Table of Contents
|About the Author||p. v|
|Deculturalization and the Claim of Racial and Cultural Superiority by Anglo-Americans||p. 1|
|Culture and Race as Central Issues in U.S. History and Education||p. 2|
|Globalization: The Meaning of "Uncivilized" and "Pagan"||p. 2|
|Anglo-Saxon Concepts of Cultural and Religious Superiority||p. 4|
|Race, Racism, and Citizenship||p. 6|
|Globalization and Culture: Cultural Genocide, Deculturalization, Assimilation, Cultural Pluralism, Denial of Education, and Hybridization||p. 7|
|Educational Methods for Global Cultural Encounters||p. 8|
|Deculturalization and Democratic Thought||p. 9|
|The Naturalization Act of 1790 and What It Means to Be White||p. 9|
|Education and Creation of an Anglo-American Culture||p. 10|
|Educational and Cultural Differences||p. 11|
|Early Native American Educational Programs||p. 14|
|Schooling and the Colonization of the "Five Civilized Tribes"||p. 15|
|Native Americans: Deculturalization, Schooling, and Globalization||p. 21|
|Globalization and Indigenous Peoples||p. 21|
|Citizenship in the New Republic||p. 22|
|Thomas L. McKenney: The Cultural Power of Schooling||p. 23|
|The Missionary Educators||p. 25|
|Language and Native American Cultures||p. 26|
|Indian Removal and Civilization Programs||p. 28|
|Native Americans: Reservations and Boarding Schools||p. 31|
|The Meriam Report||p. 36|
|African Americans: Deculturalization, Transformation, and Segregation||p. 41|
|Globalization and the African Diaspora||p. 41|
|Cultural Transformation and the Forced Migration of Enslaved Africans||p. 43|
|Atlantic Creoles||p. 44|
|Slavery and Cultural Change in the North||p. 45|
|Freedom in Northern States||p. 46|
|Educational Segregation||p. 47|
|Boston and the Struggle for Equal Educational Opportunity||p. 48|
|Plantation Society||p. 51|
|Learning to Read||p. 53|
|Citizenship for African Americans||p. 54|
|Fourteenth Amendment: Citizenship and Education||p. 56|
|The Great Crusade for Literacy||p. 57|
|Resisting Segregation||p. 62|
|The Second Crusade||p. 63|
|Asian Americans: Exclusion and Segregation||p. 68|
|Globalization and Diaspora: Chinese, Japanese, Korean, and Indian||p. 68|
|Asian Diaspora to the United States||p. 69|

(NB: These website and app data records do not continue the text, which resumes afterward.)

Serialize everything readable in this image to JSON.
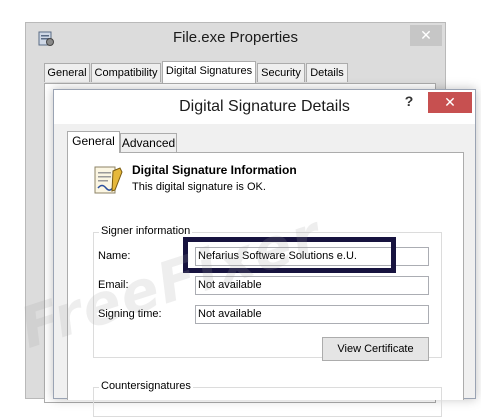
{
  "outer_window": {
    "title": "File.exe Properties",
    "close_glyph": "✕",
    "tabs": [
      {
        "label": "General",
        "selected": false
      },
      {
        "label": "Compatibility",
        "selected": false
      },
      {
        "label": "Digital Signatures",
        "selected": true
      },
      {
        "label": "Security",
        "selected": false
      },
      {
        "label": "Details",
        "selected": false
      }
    ]
  },
  "dialog": {
    "title": "Digital Signature Details",
    "help_glyph": "?",
    "close_glyph": "✕",
    "tabs": [
      {
        "label": "General",
        "selected": true
      },
      {
        "label": "Advanced",
        "selected": false
      }
    ],
    "info": {
      "heading": "Digital Signature Information",
      "status": "This digital signature is OK."
    },
    "signer": {
      "group_label": "Signer information",
      "name_label": "Name:",
      "name_value": "Nefarius Software Solutions e.U.",
      "email_label": "Email:",
      "email_value": "Not available",
      "time_label": "Signing time:",
      "time_value": "Not available",
      "view_button": "View Certificate"
    },
    "countersignatures_label": "Countersignatures"
  },
  "watermark": "FreeFixer",
  "colors": {
    "highlight_border": "#17133f",
    "close_red": "#c75050"
  }
}
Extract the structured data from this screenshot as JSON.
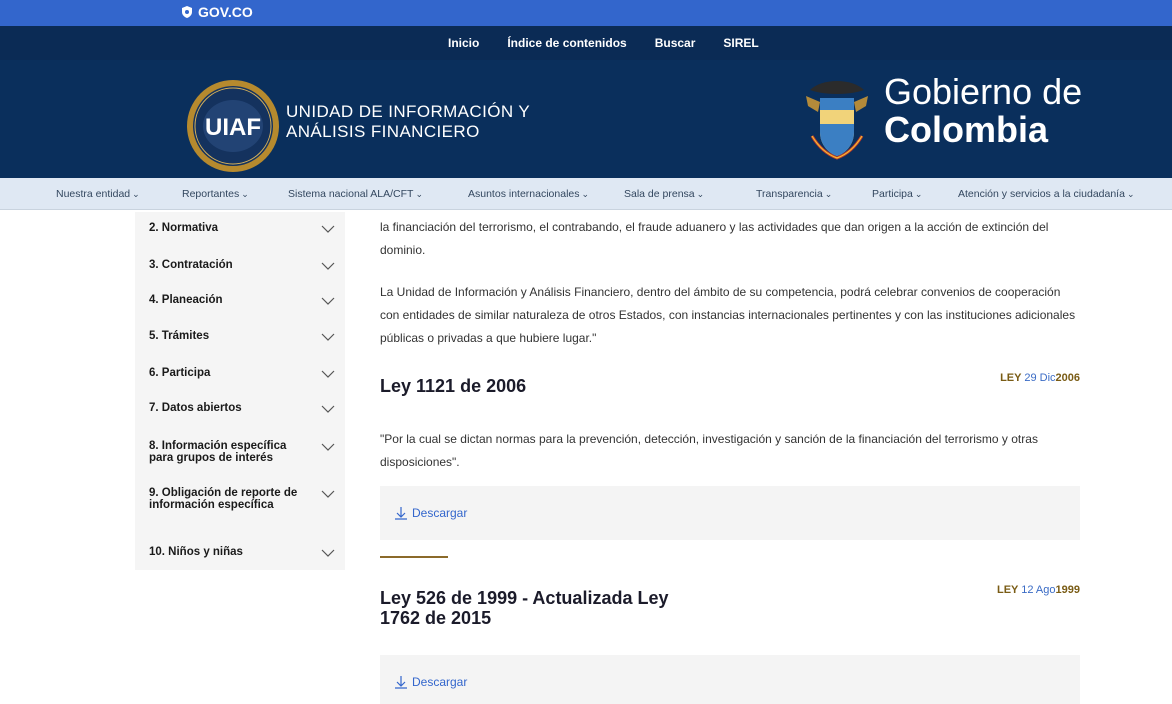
{
  "gov_bar": {
    "logo_text": "GOV.CO"
  },
  "top_nav": {
    "links": [
      "Inicio",
      "Índice de contenidos",
      "Buscar",
      "SIREL"
    ]
  },
  "header": {
    "entity_name_line1": "UNIDAD DE INFORMACIÓN Y",
    "entity_name_line2": "ANÁLISIS FINANCIERO",
    "seal_text": "UIAF",
    "gov_line1": "Gobierno de",
    "gov_line2": "Colombia"
  },
  "main_menu": {
    "items": [
      "Nuestra entidad",
      "Reportantes",
      "Sistema nacional ALA/CFT",
      "Asuntos internacionales",
      "Sala de prensa",
      "Transparencia",
      "Participa",
      "Atención y servicios a la ciudadanía"
    ]
  },
  "sidebar": {
    "items": [
      {
        "label": "2. Normativa"
      },
      {
        "label": "3. Contratación"
      },
      {
        "label": "4. Planeación"
      },
      {
        "label": "5. Trámites"
      },
      {
        "label": "6. Participa"
      },
      {
        "label": "7. Datos abiertos"
      },
      {
        "label": "8. Información específica para grupos de interés"
      },
      {
        "label": "9. Obligación de reporte de información específica"
      },
      {
        "label": "10. Niños y niñas"
      }
    ]
  },
  "content": {
    "intro_p1": "la financiación del terrorismo, el contrabando, el fraude aduanero y las actividades que dan origen a la acción de extinción del dominio.",
    "intro_p2": "La Unidad de Información y Análisis Financiero, dentro del ámbito de su competencia, podrá celebrar convenios de cooperación con entidades de similar naturaleza de otros Estados, con instancias internacionales pertinentes y con las instituciones adicionales públicas o privadas a que hubiere lugar.\"",
    "laws": [
      {
        "title": "Ley 1121 de 2006",
        "type": "LEY",
        "daymonth": "29 Dic",
        "year": "2006",
        "description": "\"Por la cual se dictan normas para la prevención, detección, investigación y sanción de la financiación del terrorismo y otras disposiciones\".",
        "download_label": "Descargar"
      },
      {
        "title": "Ley 526 de 1999 - Actualizada Ley 1762 de 2015",
        "type": "LEY",
        "daymonth": "12 Ago",
        "year": "1999",
        "description": "",
        "download_label": "Descargar"
      }
    ]
  },
  "colors": {
    "gov_blue": "#3366cc",
    "nav_dark": "#0b2b55",
    "banner": "#0a2f5c",
    "menu_bg": "#dfe8f3",
    "accent_gold": "#8b6a2a",
    "link_blue": "#3366cc"
  }
}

|Education: From Coolie to Model Minority and Gook||p. 76|
|Educating the Coolie, Deviant, and Yellow Peril||p. 78|
|Hispanic/Latino Americans: Exclusion and Segregation||p. 84|

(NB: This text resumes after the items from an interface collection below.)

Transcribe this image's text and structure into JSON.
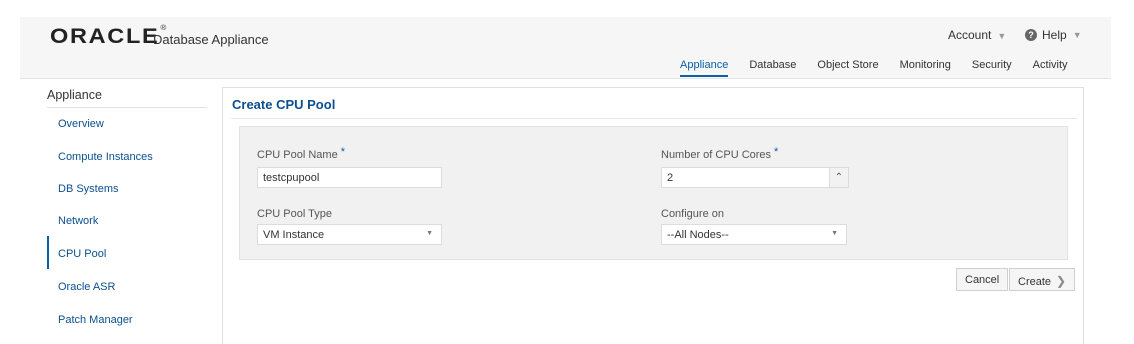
{
  "header": {
    "logo_text": "ORACLE",
    "logo_mark": "®",
    "product": "Database Appliance",
    "account": "Account",
    "help": "Help",
    "help_icon_glyph": "?",
    "caret_glyph": "▼"
  },
  "tabs": [
    {
      "label": "Appliance",
      "active": true
    },
    {
      "label": "Database",
      "active": false
    },
    {
      "label": "Object Store",
      "active": false
    },
    {
      "label": "Monitoring",
      "active": false
    },
    {
      "label": "Security",
      "active": false
    },
    {
      "label": "Activity",
      "active": false
    }
  ],
  "sidebar": {
    "title": "Appliance",
    "items": [
      {
        "label": "Overview"
      },
      {
        "label": "Compute Instances"
      },
      {
        "label": "DB Systems"
      },
      {
        "label": "Network"
      },
      {
        "label": "CPU Pool",
        "active": true
      },
      {
        "label": "Oracle ASR"
      },
      {
        "label": "Patch Manager"
      }
    ]
  },
  "form": {
    "title": "Create CPU Pool",
    "required_mark": "*",
    "pool_name_label": "CPU Pool Name",
    "pool_name_value": "testcpupool",
    "cores_label": "Number of CPU Cores",
    "cores_value": "2",
    "stepper_down": "⌄",
    "stepper_up": "⌃",
    "pool_type_label": "CPU Pool Type",
    "pool_type_value": "VM Instance",
    "configure_label": "Configure on",
    "configure_value": "--All Nodes--",
    "select_caret": "▼"
  },
  "buttons": {
    "cancel": "Cancel",
    "create": "Create",
    "create_chevron": "❯"
  },
  "colors": {
    "accent": "#0b5ea8",
    "link": "#0b4f8f",
    "panel_bg": "#f1f1f1"
  }
}
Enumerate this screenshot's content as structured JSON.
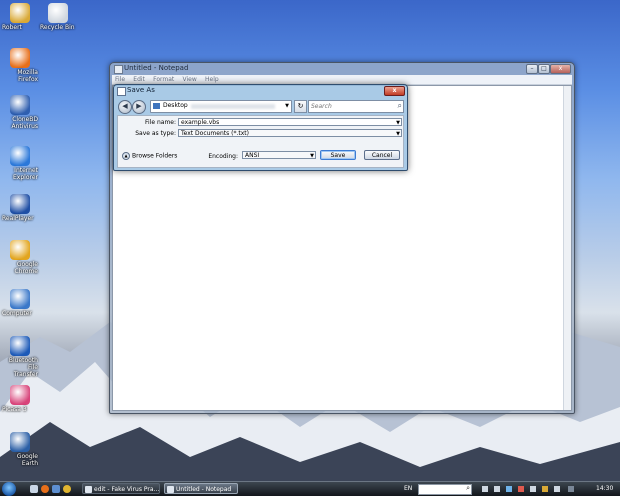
{
  "desktop": {
    "icons": [
      {
        "label": "Robert",
        "icon": "user-folder-icon",
        "color": "#d9a936"
      },
      {
        "label": "Recycle Bin",
        "icon": "recycle-bin-icon",
        "color": "#cfd6de"
      },
      {
        "label": "Mozilla Firefox",
        "icon": "firefox-icon",
        "color": "#e76f1a"
      },
      {
        "label": "CloneBD Antivirus",
        "icon": "shield-icon",
        "color": "#2f5fb0"
      },
      {
        "label": "Internet Explorer",
        "icon": "internet-explorer-icon",
        "color": "#2b78d9"
      },
      {
        "label": "RealPlayer",
        "icon": "realplayer-icon",
        "color": "#1f4fa5"
      },
      {
        "label": "Google Chrome",
        "icon": "chrome-icon",
        "color": "#e2a51e"
      },
      {
        "label": "Computer",
        "icon": "computer-icon",
        "color": "#3a78c9"
      },
      {
        "label": "Bluetooth File Transfer",
        "icon": "bluetooth-icon",
        "color": "#1d5ab8"
      },
      {
        "label": "Picasa 3",
        "icon": "picasa-icon",
        "color": "#d8447a"
      },
      {
        "label": "Google Earth",
        "icon": "google-earth-icon",
        "color": "#2b5fa6"
      }
    ]
  },
  "notepad": {
    "title": "Untitled - Notepad",
    "menu": [
      "File",
      "Edit",
      "Format",
      "View",
      "Help"
    ],
    "caption_buttons": {
      "minimize": "–",
      "maximize": "□",
      "close": "x"
    }
  },
  "save_dialog": {
    "title": "Save As",
    "close_label": "x",
    "location": "Desktop",
    "search_placeholder": "Search",
    "file_name_label": "File name:",
    "file_name_value": "example.vbs",
    "save_as_type_label": "Save as type:",
    "save_as_type_value": "Text Documents (*.txt)",
    "browse_folders_label": "Browse Folders",
    "encoding_label": "Encoding:",
    "encoding_value": "ANSI",
    "save_button": "Save",
    "cancel_button": "Cancel"
  },
  "taskbar": {
    "tasks": [
      {
        "label": "edit - Fake Virus Pra..."
      },
      {
        "label": "Untitled - Notepad"
      }
    ],
    "language": "EN",
    "clock": "14:30"
  }
}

|What's in a Name?||p. 84|
|Issues Regarding Mexican American Citizenship||p. 86|
|Issues Regarding Puerto Rican Citizenship||p. 89|
|Mexican American Educational Issues||p. 91|
|Puerto Rican American Educational Issues||p. 100|
|Summary List of Americanization Policies in Public Schools in Puerto Rico||p. 101|
|Methods of Deculturalization and Americanization||p. 106|
|Methods of Deculturization||p. 106|
|The Great Civil Rights Movement and the New Culture Wars||p. 111|
|Globalization: The Great Civil Rights Movement and Wars of Liberation||p. 112|
|School Desegregation||p. 113|
|Reverend Martin Luther King, Jr.||p. 115|
|Native Americans||p. 118|
|Indian Education: A National Tragedy||p. 119|
|Asian Americans: Educating the "Model Minority"||p. 121|
|Asian Americans: Language and the Continued Struggle for Equal Educational Opportunity||p. 124|
|Hispanic/Latino Americans||p. 126|
|Bilingual Education: The Culture Wars Continued||p. 128|
|Multicultural Education, Immigration, and the Culture Wars||p. 131|
|The Next Chapter in the Culture Wars: No Child Left Behind Act of 2001||p. 135|
|Conclusion: Human and Educational Rights||p. 136|
|Twenty-First Century: Post-Racial Society?||p. 141|
|Changing Concepts of Race||p. 142|
|Government Use of Racial Categories||p. 144|
|Persistence of Inequality||p. 149|
|Historical Legacy||p. 152|
|Patterns of Adjustment of New Immigrants||p. 154|
|Conclusion: Is Twenty-First-Century United States a Post-Racial Society?||p. 156|
|Table of Contents provided by Ingram. All Rights Reserved.|